“While any one voting machine is fairly vulnerable, as has been demonstrated over and over again publicly, the ability to actually do an operation to change the outcome of an election on the scale you would need to, and do it surreptitiously, is incredibly difficult.”

“A much more achievable goal would be to undermine confidence in the results of the electoral process, and that could be done much more effectively and easily….A logical  thing would be, if your goal is to undermine confidence in  the U.S. electoral system— which the Russians have a long goal  of wanting to put themselves on the  same moral plane as the United States… one way would be to cause chaos on election day.”

“How could you start to do that? Mess with the voter registration databases.”

Here’s how voter-registration tampering would play out on election day:

“So if you’re a state and local entity and your voter registration database is housed in the secretary  of  state’s office  and it is not encrypted  and it’s not backed up, and it says Lisa Monaco lives at Smith Street and I show up at my [polling place] and they say ‘Well we don’t have Ms. Monaco at Smith Street, we have her at Green Street,’ now there’s difficulty in my voting. And if that were to happen on a large scale, I was worried about confusion at polling places, lack of confidence in the voting system, anger at  a large scale in some areas, confusion, distrust.”  -Lisa Monaco, US Homeland Security Advisor to President Barack Obama.

Changing elections on a large scale would be difficult, but there are ways to make a significance difference.

“The level of effort and scale required to change the outcome of a national election would make it nearly impossible to avoid detection.”

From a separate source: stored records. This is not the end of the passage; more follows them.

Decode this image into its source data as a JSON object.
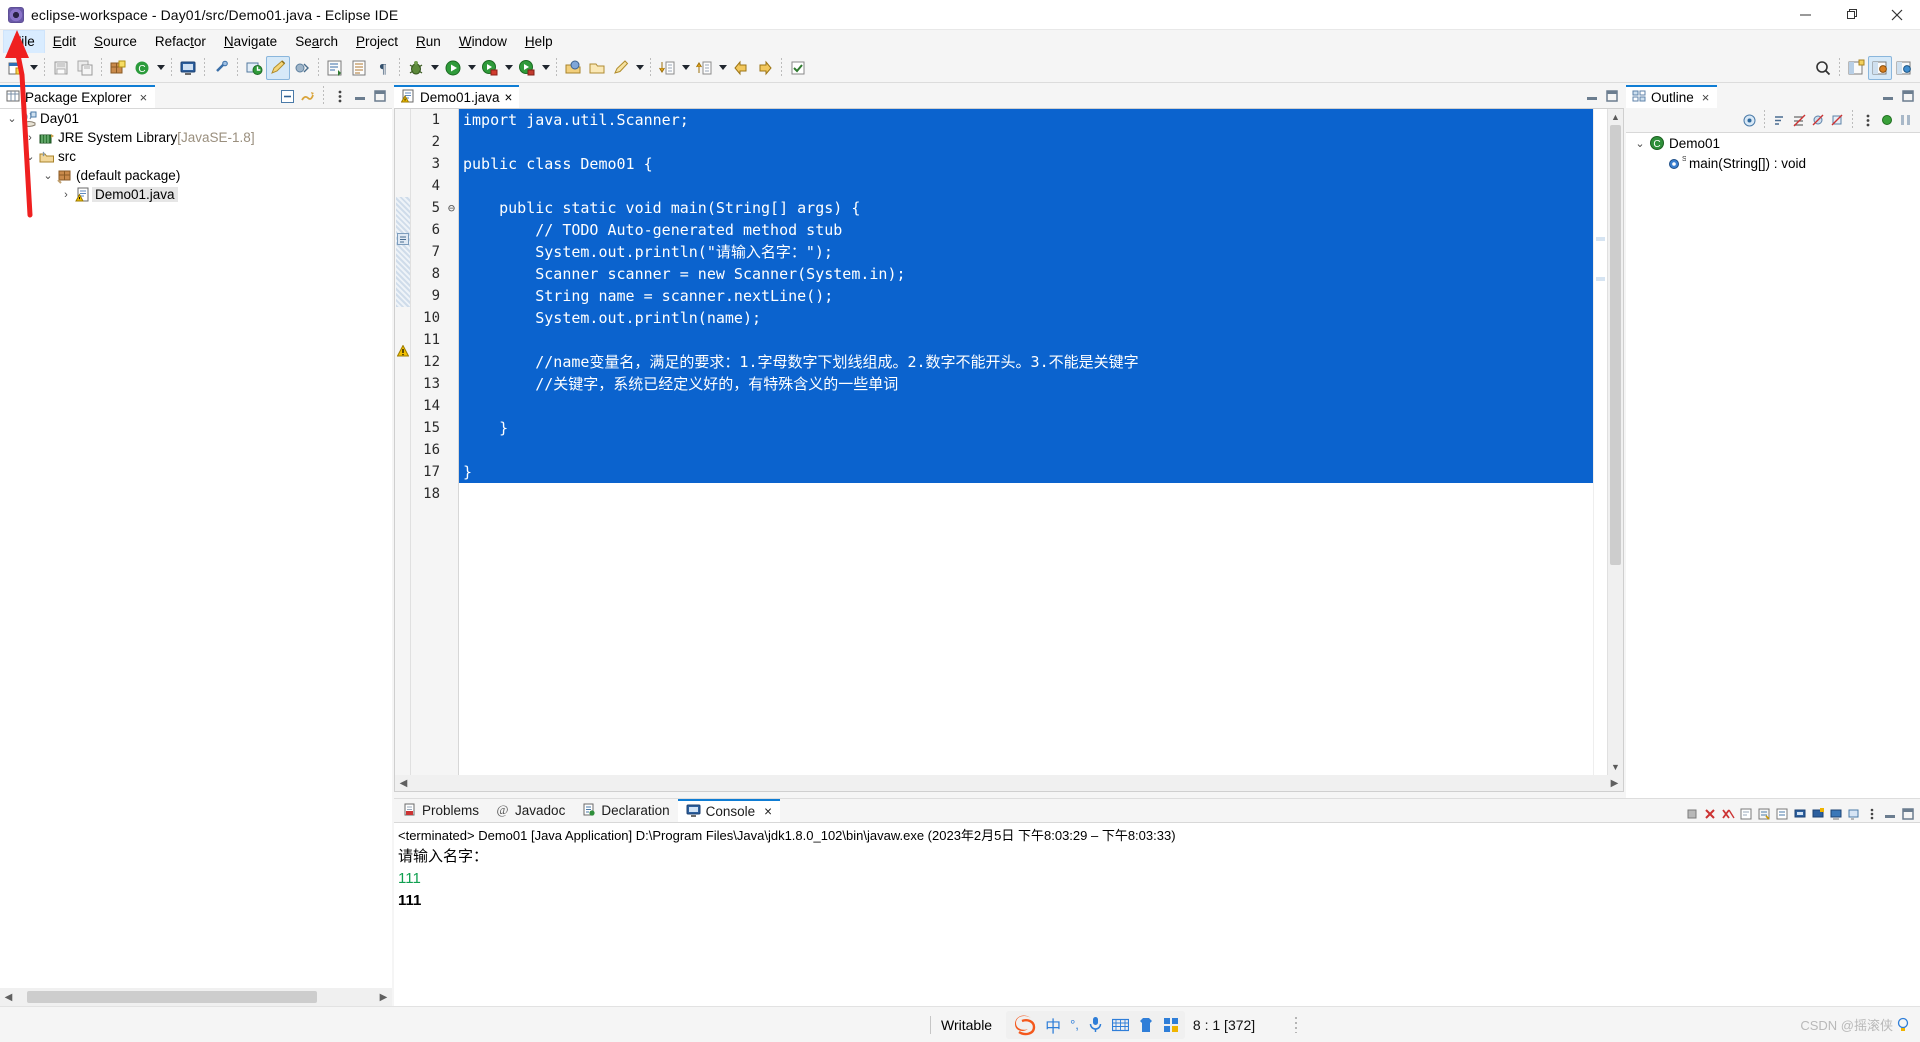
{
  "window": {
    "title": "eclipse-workspace - Day01/src/Demo01.java - Eclipse IDE",
    "app_icon": "eclipse-icon",
    "minimize_label": "Minimize",
    "maximize_label": "Restore",
    "close_label": "Close"
  },
  "menubar": {
    "items": [
      {
        "label": "File",
        "mnemonic": "F",
        "active": true
      },
      {
        "label": "Edit",
        "mnemonic": "E",
        "active": false
      },
      {
        "label": "Source",
        "mnemonic": "S",
        "active": false
      },
      {
        "label": "Refactor",
        "mnemonic": "t",
        "active": false
      },
      {
        "label": "Navigate",
        "mnemonic": "N",
        "active": false
      },
      {
        "label": "Search",
        "mnemonic": "a",
        "active": false
      },
      {
        "label": "Project",
        "mnemonic": "P",
        "active": false
      },
      {
        "label": "Run",
        "mnemonic": "R",
        "active": false
      },
      {
        "label": "Window",
        "mnemonic": "W",
        "active": false
      },
      {
        "label": "Help",
        "mnemonic": "H",
        "active": false
      }
    ]
  },
  "toolbar": {
    "buttons": [
      "new-wizard-icon",
      "new-dropdown-arrow",
      "save-icon",
      "save-all-icon",
      "new-java-package-icon",
      "new-java-class-icon",
      "new-class-dropdown-arrow",
      "console-icon",
      "link-icon",
      "external-tools-icon",
      "quick-access-pencil-icon",
      "skip-breakpoints-icon",
      "next-annotation-icon",
      "previous-annotation-icon",
      "paragraph-mark-icon",
      "debug-icon",
      "debug-dropdown-arrow",
      "run-icon",
      "run-dropdown-arrow",
      "run-as-icon",
      "run-as-dropdown-arrow",
      "coverage-icon",
      "coverage-dropdown-arrow",
      "open-type-icon",
      "open-task-icon",
      "search-icon",
      "search-dropdown-arrow",
      "next-edit-icon",
      "next-edit-dropdown-arrow",
      "previous-edit-icon",
      "previous-edit-dropdown-arrow",
      "back-icon",
      "forward-icon",
      "toggle-mark-icon"
    ],
    "right_buttons": [
      "quick-access-search-icon",
      "open-perspective-icon",
      "java-perspective-icon",
      "java-ee-perspective-icon"
    ]
  },
  "package_explorer": {
    "tab_label": "Package Explorer",
    "tab_icon": "package-explorer-icon",
    "close_label": "×",
    "view_tools": [
      "collapse-all-icon",
      "link-with-editor-icon",
      "view-menu-icon",
      "minimize-icon",
      "maximize-icon"
    ],
    "tree": [
      {
        "depth": 0,
        "twisty": "v",
        "icon": "java-project-icon",
        "label": "Day01",
        "suffix": "",
        "selected": false
      },
      {
        "depth": 1,
        "twisty": ">",
        "icon": "jre-library-icon",
        "label": "JRE System Library",
        "suffix": "[JavaSE-1.8]",
        "selected": false
      },
      {
        "depth": 1,
        "twisty": "v",
        "icon": "source-folder-icon",
        "label": "src",
        "suffix": "",
        "selected": false
      },
      {
        "depth": 2,
        "twisty": "v",
        "icon": "package-icon",
        "label": "(default package)",
        "suffix": "",
        "selected": false
      },
      {
        "depth": 3,
        "twisty": ">",
        "icon": "java-file-warning-icon",
        "label": "Demo01.java",
        "suffix": "",
        "selected": true
      }
    ]
  },
  "editor": {
    "tab_label": "Demo01.java",
    "tab_icon": "java-file-warning-icon",
    "close_label": "×",
    "minimize_icon": "minimize-icon",
    "maximize_icon": "maximize-icon",
    "lines": [
      {
        "n": 1,
        "text": "import java.util.Scanner;",
        "selected": true,
        "fold": ""
      },
      {
        "n": 2,
        "text": "",
        "selected": true,
        "fold": ""
      },
      {
        "n": 3,
        "text": "public class Demo01 {",
        "selected": true,
        "fold": ""
      },
      {
        "n": 4,
        "text": "",
        "selected": true,
        "fold": ""
      },
      {
        "n": 5,
        "text": "    public static void main(String[] args) {",
        "selected": true,
        "fold": "⊖"
      },
      {
        "n": 6,
        "text": "        // TODO Auto-generated method stub",
        "selected": true,
        "fold": ""
      },
      {
        "n": 7,
        "text": "        System.out.println(\"请输入名字：\");",
        "selected": true,
        "fold": ""
      },
      {
        "n": 8,
        "text": "        Scanner scanner = new Scanner(System.in);",
        "selected": true,
        "fold": ""
      },
      {
        "n": 9,
        "text": "        String name = scanner.nextLine();",
        "selected": true,
        "fold": ""
      },
      {
        "n": 10,
        "text": "        System.out.println(name);",
        "selected": true,
        "fold": ""
      },
      {
        "n": 11,
        "text": "",
        "selected": true,
        "fold": ""
      },
      {
        "n": 12,
        "text": "        //name变量名，满足的要求：1.字母数字下划线组成。2.数字不能开头。3.不能是关键字",
        "selected": true,
        "fold": ""
      },
      {
        "n": 13,
        "text": "        //关键字，系统已经定义好的，有特殊含义的一些单词",
        "selected": true,
        "fold": ""
      },
      {
        "n": 14,
        "text": "",
        "selected": true,
        "fold": ""
      },
      {
        "n": 15,
        "text": "    }",
        "selected": true,
        "fold": ""
      },
      {
        "n": 16,
        "text": "",
        "selected": true,
        "fold": ""
      },
      {
        "n": 17,
        "text": "}",
        "selected": true,
        "fold": ""
      },
      {
        "n": 18,
        "text": "",
        "selected": false,
        "fold": ""
      }
    ]
  },
  "console": {
    "tabs": [
      {
        "label": "Problems",
        "icon": "problems-icon",
        "active": false
      },
      {
        "label": "Javadoc",
        "icon": "javadoc-icon",
        "active": false
      },
      {
        "label": "Declaration",
        "icon": "declaration-icon",
        "active": false
      },
      {
        "label": "Console",
        "icon": "console-icon",
        "active": true
      }
    ],
    "close_label": "×",
    "tools": [
      "terminate-icon",
      "remove-launch-icon",
      "remove-all-terminated-icon",
      "clear-console-icon",
      "scroll-lock-icon",
      "word-wrap-icon",
      "show-console-on-output-icon",
      "pin-console-icon",
      "display-selected-console-icon",
      "open-console-dropdown-icon",
      "view-menu-icon",
      "minimize-icon",
      "maximize-icon"
    ],
    "header": "<terminated> Demo01 [Java Application] D:\\Program Files\\Java\\jdk1.8.0_102\\bin\\javaw.exe  (2023年2月5日 下午8:03:29 – 下午8:03:33)",
    "output": [
      {
        "text": "请输入名字：",
        "style": "plain"
      },
      {
        "text": "111",
        "style": "green"
      },
      {
        "text": "111",
        "style": "bold"
      }
    ]
  },
  "outline": {
    "tab_label": "Outline",
    "tab_icon": "outline-icon",
    "close_label": "×",
    "tools": [
      "focus-active-task-icon",
      "sort-icon",
      "hide-fields-icon",
      "hide-static-icon",
      "hide-nonpublic-icon",
      "view-menu-icon",
      "minimize-icon",
      "maximize-icon"
    ],
    "items": [
      {
        "depth": 0,
        "twisty": "v",
        "icon": "class-icon",
        "label": "Demo01"
      },
      {
        "depth": 1,
        "twisty": "",
        "icon": "method-public-static-icon",
        "label": "main(String[]) : void"
      }
    ]
  },
  "statusbar": {
    "writable": "Writable",
    "ime": {
      "logo": "sogou-ime-icon",
      "items": [
        "中",
        "°,",
        "microphone-icon",
        "keyboard-icon",
        "skin-icon",
        "apps-icon"
      ]
    },
    "position": "8 : 1 [372]",
    "watermark": "CSDN @摇滚侠"
  },
  "annotation": {
    "arrow": "red-arrow-pointing-to-file-menu",
    "color": "#ef2020"
  },
  "colors": {
    "selection_blue": "#0b63ce",
    "tab_accent": "#0f7dd4",
    "dim_text": "#9a8f7e",
    "console_green": "#10a050"
  }
}
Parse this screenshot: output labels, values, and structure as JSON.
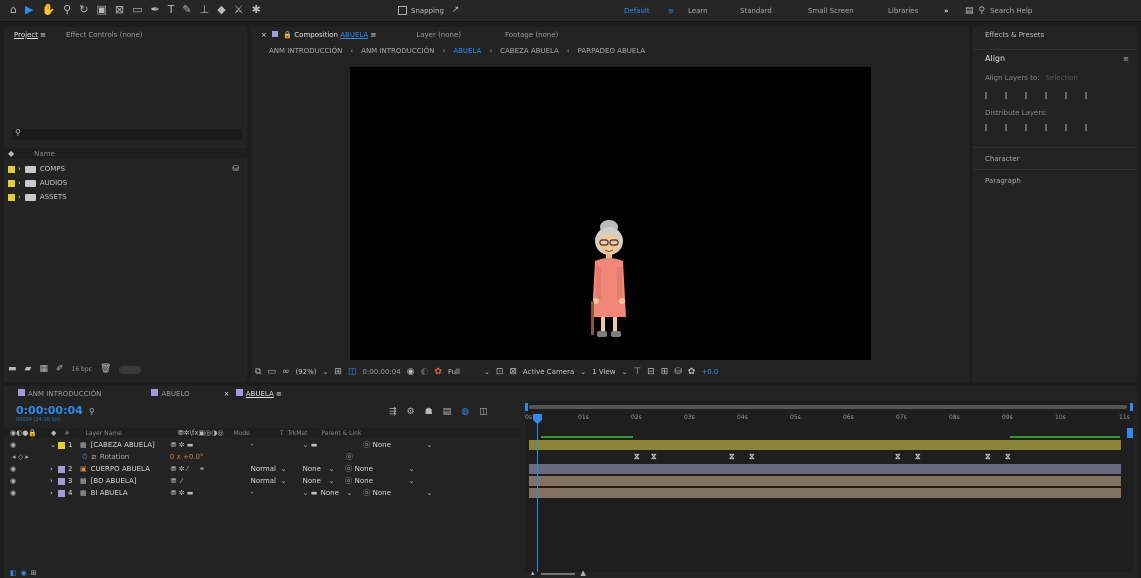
{
  "toolbar": {
    "tools": [
      "home-icon",
      "selection-tool-icon",
      "hand-tool-icon",
      "zoom-tool-icon",
      "rotation-tool-icon",
      "camera-tool-icon",
      "pan-behind-icon",
      "rectangle-tool-icon",
      "pen-tool-icon",
      "type-tool-icon",
      "brush-tool-icon",
      "clone-stamp-icon",
      "eraser-icon",
      "roto-brush-icon",
      "puppet-pin-icon"
    ],
    "snapping_label": "Snapping",
    "workspaces": [
      "Default",
      "Learn",
      "Standard",
      "Small Screen",
      "Libraries"
    ],
    "active_workspace": "Default",
    "search_placeholder": "Search Help"
  },
  "project_panel": {
    "tab_project": "Project",
    "tab_effect_controls": "Effect Controls (none)",
    "column_name": "Name",
    "items": [
      {
        "label": "COMPS"
      },
      {
        "label": "AUDIOS"
      },
      {
        "label": "ASSETS"
      }
    ],
    "bpc_label": "16 bpc"
  },
  "composition_panel": {
    "tab_composition_prefix": "Composition",
    "tab_composition_name": "ABUELA",
    "tab_layer": "Layer (none)",
    "tab_footage": "Footage (none)",
    "breadcrumbs": [
      "ANM INTRODUCCIÓN",
      "ANM INTRODUCCIÓN",
      "ABUELA",
      "CABEZA ABUELA",
      "PARPADEO ABUELA"
    ],
    "zoom": "(92%)",
    "timecode": "0:00:00:04",
    "resolution": "Full",
    "camera": "Active Camera",
    "view": "1 View",
    "exposure": "+0.0"
  },
  "right_panel": {
    "effects_presets": "Effects & Presets",
    "align_title": "Align",
    "align_layers_to_label": "Align Layers to:",
    "align_layers_to_value": "Selection",
    "distribute_label": "Distribute Layers:",
    "character": "Character",
    "paragraph": "Paragraph"
  },
  "timeline": {
    "tabs": [
      {
        "label": "ANM INTRODUCCIÓN",
        "color": "#a09bd6"
      },
      {
        "label": "ABUELO",
        "color": "#a09bd6"
      },
      {
        "label": "ABUELA",
        "color": "#a09bd6"
      }
    ],
    "timecode": "0:00:00:04",
    "timecode_sub": "00004 (24.00 fps)",
    "columns": {
      "index": "#",
      "layer_name": "Layer Name",
      "mode": "Mode",
      "t": "T",
      "trkmat": "TrkMat",
      "parent": "Parent & Link"
    },
    "ruler": [
      "0s",
      "01s",
      "02s",
      "03s",
      "04s",
      "05s",
      "06s",
      "07s",
      "08s",
      "09s",
      "10s",
      "11s"
    ],
    "layers": [
      {
        "num": "1",
        "name": "[CABEZA ABUELA]",
        "color": "#e6d028",
        "mode": "-",
        "trkmat": "",
        "parent": "None"
      },
      {
        "num": "2",
        "name": "CUERPO ABUELA",
        "color": "#a09bd6",
        "mode": "Normal",
        "trkmat": "None",
        "parent": "None"
      },
      {
        "num": "3",
        "name": "[BD ABUELA]",
        "color": "#a09bd6",
        "mode": "Normal",
        "trkmat": "None",
        "parent": "None"
      },
      {
        "num": "4",
        "name": "BI ABUELA",
        "color": "#a09bd6",
        "mode": "-",
        "trkmat": "None",
        "parent": "None"
      }
    ],
    "rotation_label": "Rotation",
    "rotation_value": "0 x +0.0°",
    "colors": {
      "bar_yellow": "#8b8338",
      "bar_purple": "#6b6a80",
      "bar_tan": "#847260",
      "playhead": "#2d8ceb"
    }
  }
}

“Nationwide elections are often won or lost in a small number of precincts. A sophisticated actor could target efforts at districts where margins are already small, and disenfranchising only a small percentage of voters could have a disproportionate impact on an election’s outcome.”

Some people don’t want to talk about Russian interference at all and want the press to shut up.

“Many state election officials emphasized their concern that press coverage of, and increased attention to, election security could create the very impression the Russians were seeking to foster, namely undermining voters’ confidence in election integrity. Several insisted that when ever any official speaks publicly on this issue, they should state clearly the difference between a “scan” and a “hack,” and a few even went as far as to suggest that U.S. officials stop talking about it at all.

To talk about it or not: a dilemma for the intelligence community.

“We know that the Russians had already touched some of the electoral systems, and we know that they have capable cyber capabilities. So there was a real dilemma, even a conundrum,  in terms  of what do you do that’s going to try to stave off worse action on the part of the Russians, and what do you do that is going to…[give]the Russians what they were seeking, which was to really raise the specter that the election was not going to be  fair and unaffected.” –John Brennan, former director of the CIA

Potential problem: Only a few companies make voting machines.

“The number of vendors selling voting machines is shrinking, raising concerns about a vulnerable supply chain. A hostile actor could compromise one or two manufacturers of components and have an outsized effect on the security of the overall system.”

Some states don’t want help: They fear “a federal takeover of elections.”

In an August15, 2016, conference call with state election officials, then-Secretary Johnson told states, “we’re  in a sort of a heightened state of alertness; it behooves everyone to  do everything you can for your own cyber security leading up to the election.”

“But states pushed back. A number of state officials reacted negatively to the call.  Secretary Johnson said he was surprised/disappointed that there was a certain level of push back from at least those who spoke up…The push-back was: This is our responsibility and there should not be a  federal takeover of the election system.”

Elections are critical infrastructure.

“We should think of the electoral infrastructure as critical infrastructure…it’s just as critical for democracy as communications, electricity, water. If that doesn’t function, then your democracy doesn’t function. That is the definition of critical.”